Released: 2012, Bakerteam Records
Italian Power Metal continues to reign supreme with dozens and dozens of quality releases coming out every year. New 2012 albums by established veterans like Elvenking, Rhapsody, Skylark, Thy Majestie, Vision Divine and White Skull are making waves. However, we at Metal-Rules.com are dedicated to bringing our loyal readers information on the latest bands so, accordingly are going to do a quick review round-up of five albums by the following newer Italian bands: Another Destiny Project, Holy Knights, Mirrormaze, Sound Storm, Wind Rose. Please feel free to check out all the bands in this feature.
Another young, hungry and ambitious band comes to us from the Borgomanero in Northern Italy. Mirrormaze has been around for a few years and have just issued theier full-length debut WALKABOUT. This quartet is anchored by Fabio D’Amore, better known as the bassist of Pathosray, Serenity and of course Fairyland. This time he turns his hand to singing and he has a classic Metal singing tone and style. He also has some help from Ray Alder as well which is a pretty nice guest to have on your debut album.
WALKABOUT’S nine songs run about an hour and their progressive tendencies shine through with longer compositions many of the songs run 7,8 or even 9 minutes. In fact, of all the bands in this mini feature Mirrormaze has the greatest prog element. The songs are well-written and arranged with lots of good twists and turns but with nice flow, not just stop-start time-changes. The pace of the album is predominantly mid-paced giving it a slightly mellower vibe. I almost wish there were a couple more fast songs on here. There is some nice use of acoustic guitar spread across the album and I really like the busy stick style of drummer Fabio Nasuelli. As with many prog albums there are keyboards but in reality they are not featured as heavily, nor even as a lead instrument but more as texture and shade for the songs. There are a number of longer introductory pieces that lead in the song such as ‘Missing’ with cello and piano and an emotive vocal performance from D’Amore. The guitar tone doesn’t have a hige amount of crunch nor are there many over-the-top solos but the songs don’t really call for that.

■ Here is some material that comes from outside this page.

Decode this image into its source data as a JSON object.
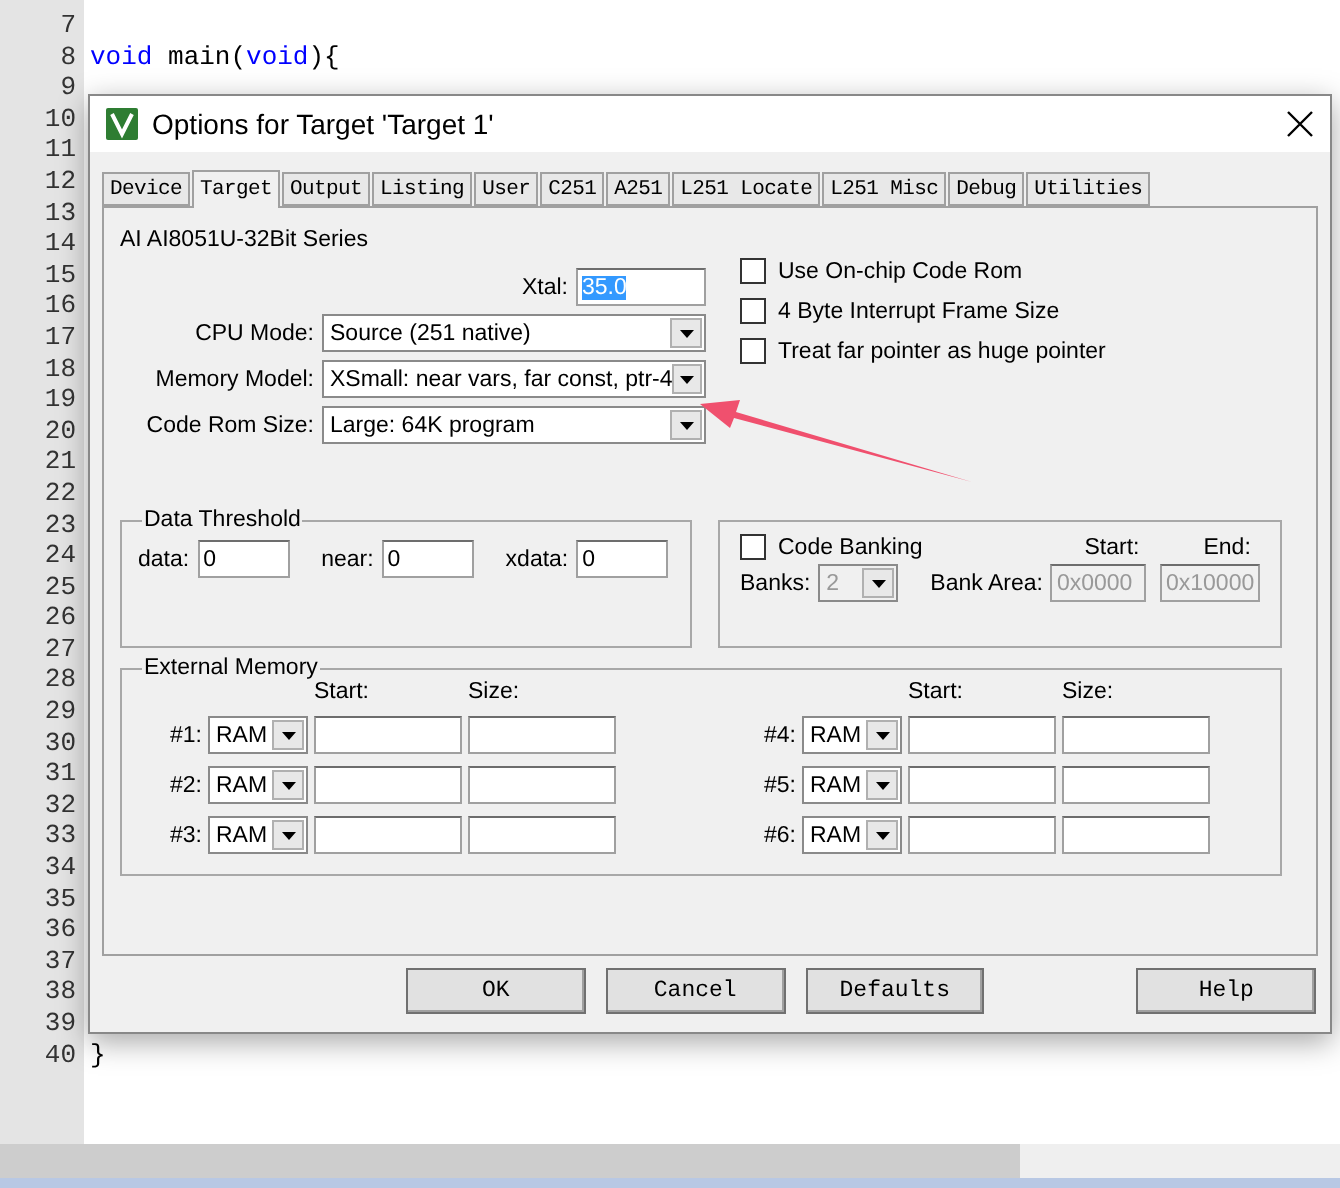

The album ends on a strong note with the punchy song, ‘Broken Soul’. This is certainly a head-phone worthy album.
WALKABOUT is a very satisfying chunk of prog-Power that will likely appeal to fans of Dream Theater, Fates Warning and mid-era Queensryche.